### To set up, build, and run the sample

1. Ensure that you have performed the One-Time Setup Procedure for the Windows Communication Foundation Samples.

2. Open a Developer Command Prompt for Visual Studio with administrator privileges and run the Setup.bat file to create the required certificates.

This batch file uses Certmgr.exe and Makecert.exe, which are distributed with the Windows SDK. However, you must run Setup.bat from within a Visual Studio command prompt to enable the script to find these tools.

1. To build the C# or Visual Basic .NET edition of the solution, follow the instructions in Building the Windows Communication Foundation Samples.

2. To run the sample in a single- or cross-computer configuration, follow the instructions in Running the Windows Communication Foundation Samples. If you are using Windows Vista, you must run Service.exe, Client.exe, and SecurityTokenService.exe with elevated privileges (right-click the files and then click Run as administrator).

Important

The samples may already be installed on your computer. Check for the following (default) directory before continuing.

<InstallDrive>:\WF_WCF_Samples

If this directory does not exist, go to Windows Communication Foundation (WCF) and Windows Workflow Foundation (WF) Samples for .NET Framework 4 to download all Windows Communication Foundation (WCF) and WF samples.
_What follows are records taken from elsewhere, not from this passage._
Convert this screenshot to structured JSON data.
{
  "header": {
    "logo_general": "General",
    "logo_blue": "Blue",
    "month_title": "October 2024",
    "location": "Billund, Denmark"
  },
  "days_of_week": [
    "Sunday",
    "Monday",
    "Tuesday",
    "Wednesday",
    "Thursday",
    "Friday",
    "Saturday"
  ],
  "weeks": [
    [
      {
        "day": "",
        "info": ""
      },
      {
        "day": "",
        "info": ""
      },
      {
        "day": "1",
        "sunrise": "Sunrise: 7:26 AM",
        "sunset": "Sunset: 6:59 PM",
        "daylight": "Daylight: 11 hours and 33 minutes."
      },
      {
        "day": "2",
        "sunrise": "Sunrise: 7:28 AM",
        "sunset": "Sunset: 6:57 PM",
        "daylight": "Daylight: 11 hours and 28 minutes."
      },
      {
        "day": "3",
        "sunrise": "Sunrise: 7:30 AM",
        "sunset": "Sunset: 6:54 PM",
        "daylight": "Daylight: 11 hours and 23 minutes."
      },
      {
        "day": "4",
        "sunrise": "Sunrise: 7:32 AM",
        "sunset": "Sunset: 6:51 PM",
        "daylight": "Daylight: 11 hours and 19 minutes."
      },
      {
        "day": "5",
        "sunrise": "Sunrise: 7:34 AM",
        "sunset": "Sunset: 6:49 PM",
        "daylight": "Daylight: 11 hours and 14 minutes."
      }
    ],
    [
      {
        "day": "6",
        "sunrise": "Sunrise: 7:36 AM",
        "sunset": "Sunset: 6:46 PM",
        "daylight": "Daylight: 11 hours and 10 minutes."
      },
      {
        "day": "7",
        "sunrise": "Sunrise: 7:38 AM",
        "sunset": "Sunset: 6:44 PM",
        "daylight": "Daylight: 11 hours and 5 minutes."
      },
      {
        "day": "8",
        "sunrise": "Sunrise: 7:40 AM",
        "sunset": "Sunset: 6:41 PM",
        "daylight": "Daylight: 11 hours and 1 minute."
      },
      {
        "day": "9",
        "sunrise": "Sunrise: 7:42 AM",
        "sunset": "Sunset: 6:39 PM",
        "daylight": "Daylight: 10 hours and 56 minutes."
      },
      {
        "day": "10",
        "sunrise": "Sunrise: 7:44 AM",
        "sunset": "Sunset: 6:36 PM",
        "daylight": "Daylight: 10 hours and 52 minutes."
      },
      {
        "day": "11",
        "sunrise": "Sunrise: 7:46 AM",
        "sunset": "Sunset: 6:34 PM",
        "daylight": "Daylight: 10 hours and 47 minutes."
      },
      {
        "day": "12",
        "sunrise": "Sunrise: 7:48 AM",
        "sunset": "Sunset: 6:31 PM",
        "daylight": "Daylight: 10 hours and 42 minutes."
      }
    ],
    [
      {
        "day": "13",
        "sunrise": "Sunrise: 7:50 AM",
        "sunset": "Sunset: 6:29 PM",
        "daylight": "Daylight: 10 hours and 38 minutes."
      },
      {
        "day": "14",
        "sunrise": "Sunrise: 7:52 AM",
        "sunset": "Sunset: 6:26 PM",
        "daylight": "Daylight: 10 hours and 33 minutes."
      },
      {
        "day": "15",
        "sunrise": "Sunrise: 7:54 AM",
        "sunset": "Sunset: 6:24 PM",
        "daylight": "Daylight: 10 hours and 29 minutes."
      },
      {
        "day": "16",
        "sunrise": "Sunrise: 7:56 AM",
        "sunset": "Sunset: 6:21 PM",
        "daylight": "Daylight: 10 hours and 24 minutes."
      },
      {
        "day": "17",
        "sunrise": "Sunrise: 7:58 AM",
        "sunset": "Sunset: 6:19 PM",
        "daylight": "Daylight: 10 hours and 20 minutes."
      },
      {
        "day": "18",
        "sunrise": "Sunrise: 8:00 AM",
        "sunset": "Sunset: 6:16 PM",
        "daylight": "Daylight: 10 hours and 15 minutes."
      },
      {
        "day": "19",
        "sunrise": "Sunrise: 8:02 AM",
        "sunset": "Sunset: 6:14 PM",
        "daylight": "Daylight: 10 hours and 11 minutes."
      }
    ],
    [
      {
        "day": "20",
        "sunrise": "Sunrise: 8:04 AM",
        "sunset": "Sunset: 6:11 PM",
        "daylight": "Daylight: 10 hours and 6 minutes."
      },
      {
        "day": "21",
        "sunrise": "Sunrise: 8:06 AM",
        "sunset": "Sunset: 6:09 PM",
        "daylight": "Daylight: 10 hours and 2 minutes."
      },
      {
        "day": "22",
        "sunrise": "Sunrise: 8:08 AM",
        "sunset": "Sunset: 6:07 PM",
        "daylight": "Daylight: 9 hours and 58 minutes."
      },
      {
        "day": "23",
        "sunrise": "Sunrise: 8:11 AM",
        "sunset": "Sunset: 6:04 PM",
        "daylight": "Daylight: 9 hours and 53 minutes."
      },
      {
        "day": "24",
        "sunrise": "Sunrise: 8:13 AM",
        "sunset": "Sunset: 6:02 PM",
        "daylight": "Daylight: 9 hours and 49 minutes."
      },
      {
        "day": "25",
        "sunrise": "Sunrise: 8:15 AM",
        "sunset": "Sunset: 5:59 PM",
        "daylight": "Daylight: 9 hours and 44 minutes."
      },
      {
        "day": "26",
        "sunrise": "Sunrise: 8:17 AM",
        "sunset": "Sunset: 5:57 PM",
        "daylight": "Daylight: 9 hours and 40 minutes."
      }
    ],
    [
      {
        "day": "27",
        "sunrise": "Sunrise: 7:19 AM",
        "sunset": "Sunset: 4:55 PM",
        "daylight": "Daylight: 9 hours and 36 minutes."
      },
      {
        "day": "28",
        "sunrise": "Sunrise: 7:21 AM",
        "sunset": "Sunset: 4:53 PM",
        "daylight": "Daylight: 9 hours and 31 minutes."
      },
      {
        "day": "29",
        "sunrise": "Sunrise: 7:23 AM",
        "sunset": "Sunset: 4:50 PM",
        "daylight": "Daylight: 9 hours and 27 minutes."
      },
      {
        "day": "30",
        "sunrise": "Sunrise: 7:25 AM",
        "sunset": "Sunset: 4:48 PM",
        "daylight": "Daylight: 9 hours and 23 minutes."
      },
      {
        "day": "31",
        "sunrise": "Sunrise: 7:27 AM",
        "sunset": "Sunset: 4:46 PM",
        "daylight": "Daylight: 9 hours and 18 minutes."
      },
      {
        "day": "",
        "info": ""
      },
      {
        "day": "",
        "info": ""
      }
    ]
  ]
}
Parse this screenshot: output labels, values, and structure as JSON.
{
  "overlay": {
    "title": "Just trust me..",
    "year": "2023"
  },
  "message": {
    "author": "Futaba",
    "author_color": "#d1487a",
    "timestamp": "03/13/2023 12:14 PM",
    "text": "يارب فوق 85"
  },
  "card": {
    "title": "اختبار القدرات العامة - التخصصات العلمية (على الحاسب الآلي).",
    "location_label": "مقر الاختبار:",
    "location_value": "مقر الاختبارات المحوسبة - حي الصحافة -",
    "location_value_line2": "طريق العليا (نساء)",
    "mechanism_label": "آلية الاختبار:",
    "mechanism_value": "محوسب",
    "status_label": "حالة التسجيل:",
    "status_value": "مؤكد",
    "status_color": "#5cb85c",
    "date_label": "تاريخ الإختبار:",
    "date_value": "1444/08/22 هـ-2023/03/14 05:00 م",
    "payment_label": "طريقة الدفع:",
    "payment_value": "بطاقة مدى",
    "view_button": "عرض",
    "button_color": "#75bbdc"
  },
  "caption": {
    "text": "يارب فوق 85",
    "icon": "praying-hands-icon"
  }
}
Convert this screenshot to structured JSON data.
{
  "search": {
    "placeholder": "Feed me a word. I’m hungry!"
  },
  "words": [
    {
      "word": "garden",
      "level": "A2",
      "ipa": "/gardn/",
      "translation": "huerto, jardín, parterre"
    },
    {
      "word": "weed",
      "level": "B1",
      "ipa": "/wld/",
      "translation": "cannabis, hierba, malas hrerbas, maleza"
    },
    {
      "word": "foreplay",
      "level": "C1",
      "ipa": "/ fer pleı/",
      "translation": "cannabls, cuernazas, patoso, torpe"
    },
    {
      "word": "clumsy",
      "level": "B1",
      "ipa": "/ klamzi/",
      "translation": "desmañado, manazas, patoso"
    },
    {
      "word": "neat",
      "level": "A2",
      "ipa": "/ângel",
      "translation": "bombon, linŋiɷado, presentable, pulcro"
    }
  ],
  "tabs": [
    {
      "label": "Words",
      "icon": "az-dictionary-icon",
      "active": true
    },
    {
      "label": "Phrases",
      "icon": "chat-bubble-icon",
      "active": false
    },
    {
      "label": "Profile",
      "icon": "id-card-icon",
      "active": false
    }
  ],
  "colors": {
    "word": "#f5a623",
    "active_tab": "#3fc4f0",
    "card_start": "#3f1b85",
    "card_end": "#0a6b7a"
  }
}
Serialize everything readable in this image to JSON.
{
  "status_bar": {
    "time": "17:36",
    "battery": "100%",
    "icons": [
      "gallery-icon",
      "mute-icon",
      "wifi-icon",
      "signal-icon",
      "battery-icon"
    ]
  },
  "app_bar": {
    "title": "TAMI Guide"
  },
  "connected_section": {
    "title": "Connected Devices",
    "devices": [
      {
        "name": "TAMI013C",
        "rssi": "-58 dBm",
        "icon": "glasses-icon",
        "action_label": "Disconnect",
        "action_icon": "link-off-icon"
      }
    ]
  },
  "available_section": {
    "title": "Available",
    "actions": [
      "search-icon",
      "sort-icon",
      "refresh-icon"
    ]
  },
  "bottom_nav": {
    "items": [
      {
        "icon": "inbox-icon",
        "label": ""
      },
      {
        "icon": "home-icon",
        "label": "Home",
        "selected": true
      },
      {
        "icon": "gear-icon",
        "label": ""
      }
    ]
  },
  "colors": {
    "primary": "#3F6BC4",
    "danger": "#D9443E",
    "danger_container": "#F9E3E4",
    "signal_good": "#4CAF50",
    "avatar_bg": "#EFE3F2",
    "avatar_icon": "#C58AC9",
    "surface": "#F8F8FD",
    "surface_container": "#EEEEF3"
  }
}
This sample is located in the following directory.

<InstallDrive>:\WF_WCF_Samples\WCF\Basic\Binding\WS\WS2007FederationHttp